I was sitting in my Real Analysis II lecture today when I started to listen to the words the professor was saying. “…the vector-valued function F has first order partial derivatives at x only if each F-sub-i have first order partials at x…” It’s completely unintelligible. I’ve been in this class for a semester plus a month, and I still have moments when I understand all the individual words that the professor is saying, but together they mean nothing to me. Take the course description. “Derivatives as linear maps, differentiable mappings, inverse and implicit function theorems. Further topics such as theory of the Riemann and Lebesgue integral, Hilbert spaces, and Fourier series.” The individual words make sense, but their combination is impenetrable.
The same is true in the computer science department. Even at a very basic level, there’s a whole slew of technologies, constructs, and ideas that lead to jargonized discussions. This means that to the casual observer, even low-level conversations are quickly obfuscated by the language used to describe the discipline.

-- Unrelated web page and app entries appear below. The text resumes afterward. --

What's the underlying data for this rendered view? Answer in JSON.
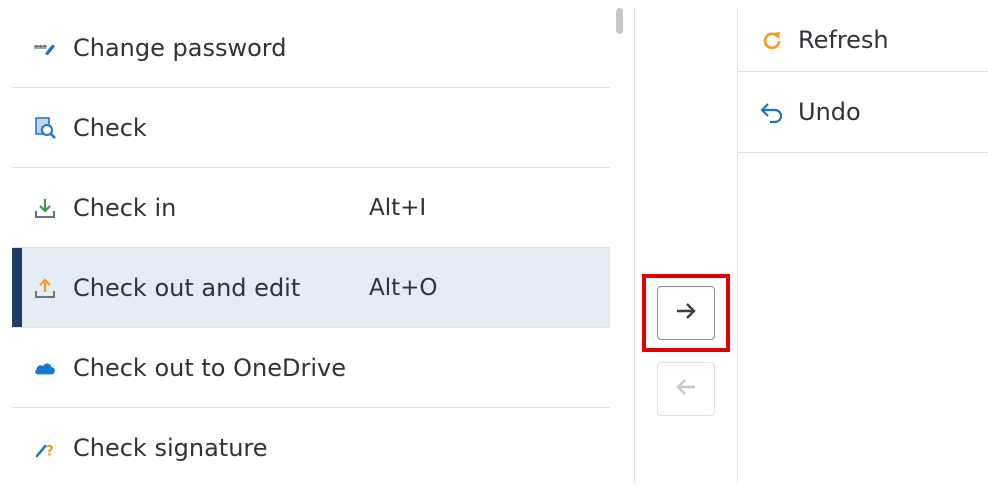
{
  "available_commands": {
    "items": [
      {
        "label": "Change password",
        "shortcut": "",
        "icon": "password-icon"
      },
      {
        "label": "Check",
        "shortcut": "",
        "icon": "check-document-icon"
      },
      {
        "label": "Check in",
        "shortcut": "Alt+I",
        "icon": "check-in-icon"
      },
      {
        "label": "Check out and edit",
        "shortcut": "Alt+O",
        "icon": "check-out-edit-icon",
        "selected": true
      },
      {
        "label": "Check out to OneDrive",
        "shortcut": "",
        "icon": "onedrive-cloud-icon"
      },
      {
        "label": "Check signature",
        "shortcut": "",
        "icon": "check-signature-icon"
      }
    ]
  },
  "move_buttons": {
    "add": {
      "icon": "arrow-right-icon",
      "enabled": true,
      "highlighted": true
    },
    "remove": {
      "icon": "arrow-left-icon",
      "enabled": false
    }
  },
  "selected_commands": {
    "items": [
      {
        "label": "Refresh",
        "icon": "refresh-icon"
      },
      {
        "label": "Undo",
        "icon": "undo-icon"
      }
    ]
  },
  "colors": {
    "selection_bg": "#e4ecf3",
    "selection_bar": "#1a3d63",
    "highlight_border": "#e00000",
    "accent_blue": "#1a73c9",
    "accent_orange": "#f39a1c",
    "accent_green": "#3a9a3a"
  }
}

The reasons for this excess of jargon stem from a couple of sources. First, both mathematics and computer science require a certain degree of precision. Particularly in math, it’s absolutely necessary that the theoretical object being described has an extremely precise definition, and this leads to strings of conditions and properties that it must satisfy—more words leads to more jargon. Both CS and math are continually growing fields. Newer technologies are developed, problem-solving techniques are created, theorems are proved, and every one of them needs a name.
This excess of lingo is absolutely necessary for the disciplines in question, but it has dangerous implications beyond the fields. Consider the freshmen who are interested in CS but don’t have any technical background. As they wander into Halligan, they encounter grad students working on AI research, Comp 40 students having urgent discussions about their latest projects, and professors chatting about the latest result in computational biology. Have I lost you yet? Halligan is the computer science building; AI is artificial intelligence; Comp 40 is a low-level programming class famous for students spending 40 hours per week in the lab (it’s an exaggeration, I promise), computational biology is the field devoted to using computational solutions to solve genetic problems.
The point is, it can be intimidating to walk into an environment where everyone seems to be speaking a different version of English. The best way to handle is to acknowledge that complete understanding won’t happen overnight. It’ll take a while to be fluent in CS, but the learning curve is steep, and two weeks of an introductory course will do wonders for the percentage of sentences understood. It’s like moving into a foreign country—sure, there’s a language barrier, but the are fantastic opportunities just beyond it make it absolutely worth crossing.